But newly disclosed documents from Mr. Hynes’s office cast doubts on his accounts of his role in the case, suggesting that for many years, the office paid little attention to it.
Michael Lesher, a writer and lawyer who represents several of Mr. Mondrowitz’s accusers, obtained 103 pages of files on the case from the district attorney’s office after a protracted court battle to secure them under the state’s Freedom of Information Law.
Mr. Hynes has long been criticized by advocacy groups representing victims of child sexual abuse, who claimed that he was too accommodating of politically influential ultra-Orthodox Jewish rabbis, many of whom teach that such crimes should be handled by rabbinical authorities.
Scrutiny of his office intensified last month after articles in The New York Times raised questions about his handling of sexual abuse cases among the ultra-Orthodox.
Mr. Hynes has defended his record, but after the articles were published, he promised to push for legislation making it mandatory for rabbis to report abuse. He also set up a task force to crack down on witness intimidation, which has stymied many sexual abuse cases in the community.
The Mondrowitz case has long been one of the most notorious child sexual abuse cases in Brooklyn.
Mr. Mondrowitz was charged with molesting five boys, but Amy Neustein, editor of the book “Tempest in the Temple: Jewish Communities and Child Sex Scandals,” which includes a history of the case, said she believed he had at least 100 victims.
Mr. Mondrowitz, now 64, has denied the charges.

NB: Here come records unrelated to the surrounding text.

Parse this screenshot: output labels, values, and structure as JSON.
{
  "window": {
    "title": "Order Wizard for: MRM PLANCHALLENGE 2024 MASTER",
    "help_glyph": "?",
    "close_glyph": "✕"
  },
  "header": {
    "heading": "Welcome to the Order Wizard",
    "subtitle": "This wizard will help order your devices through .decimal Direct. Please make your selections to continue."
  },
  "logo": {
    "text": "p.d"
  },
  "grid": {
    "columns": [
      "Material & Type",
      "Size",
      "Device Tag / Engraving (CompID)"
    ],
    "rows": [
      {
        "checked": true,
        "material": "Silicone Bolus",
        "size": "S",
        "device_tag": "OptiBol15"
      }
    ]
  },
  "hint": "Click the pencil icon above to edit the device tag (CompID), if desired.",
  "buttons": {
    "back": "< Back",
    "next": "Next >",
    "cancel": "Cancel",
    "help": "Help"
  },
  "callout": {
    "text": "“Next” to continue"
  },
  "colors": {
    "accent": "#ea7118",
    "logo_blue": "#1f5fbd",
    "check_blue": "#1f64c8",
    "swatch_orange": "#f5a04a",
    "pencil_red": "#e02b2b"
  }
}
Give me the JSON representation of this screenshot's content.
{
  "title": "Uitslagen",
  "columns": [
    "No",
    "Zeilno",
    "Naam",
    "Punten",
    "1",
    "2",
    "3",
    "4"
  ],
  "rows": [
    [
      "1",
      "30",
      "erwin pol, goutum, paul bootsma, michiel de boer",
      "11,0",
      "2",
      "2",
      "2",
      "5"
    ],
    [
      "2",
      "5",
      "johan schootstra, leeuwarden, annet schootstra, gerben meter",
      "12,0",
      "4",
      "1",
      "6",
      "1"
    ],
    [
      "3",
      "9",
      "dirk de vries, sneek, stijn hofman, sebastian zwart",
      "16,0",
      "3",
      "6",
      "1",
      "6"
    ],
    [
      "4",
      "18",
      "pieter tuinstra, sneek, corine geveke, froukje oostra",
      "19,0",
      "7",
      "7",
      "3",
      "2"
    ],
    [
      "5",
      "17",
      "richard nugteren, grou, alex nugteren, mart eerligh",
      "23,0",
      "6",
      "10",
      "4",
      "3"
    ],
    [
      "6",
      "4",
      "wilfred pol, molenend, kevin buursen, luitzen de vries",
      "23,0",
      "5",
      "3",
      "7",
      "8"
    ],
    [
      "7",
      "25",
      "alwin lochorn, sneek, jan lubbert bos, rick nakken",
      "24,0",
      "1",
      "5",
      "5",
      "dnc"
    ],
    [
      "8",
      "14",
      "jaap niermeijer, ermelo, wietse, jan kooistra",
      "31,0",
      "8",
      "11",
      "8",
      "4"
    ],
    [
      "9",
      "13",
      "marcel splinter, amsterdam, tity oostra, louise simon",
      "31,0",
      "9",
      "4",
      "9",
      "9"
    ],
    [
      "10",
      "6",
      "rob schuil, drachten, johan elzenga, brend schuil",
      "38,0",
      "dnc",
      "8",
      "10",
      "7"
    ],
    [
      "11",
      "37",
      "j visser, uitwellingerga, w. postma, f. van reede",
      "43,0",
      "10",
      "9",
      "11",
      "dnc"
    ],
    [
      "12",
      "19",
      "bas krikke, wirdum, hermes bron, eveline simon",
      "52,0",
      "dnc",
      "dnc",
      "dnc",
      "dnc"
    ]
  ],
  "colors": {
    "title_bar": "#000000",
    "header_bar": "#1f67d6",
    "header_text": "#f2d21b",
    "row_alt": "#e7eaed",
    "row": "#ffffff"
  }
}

The first efforts to extradite Mr. Mondrowitz, made in the mid-1980s by Mr. Hynes’s predecessor as district attorney, Elizabeth Holtzman, failed after the Israeli authorities ruled that the extradition treaty did not cover sodomy.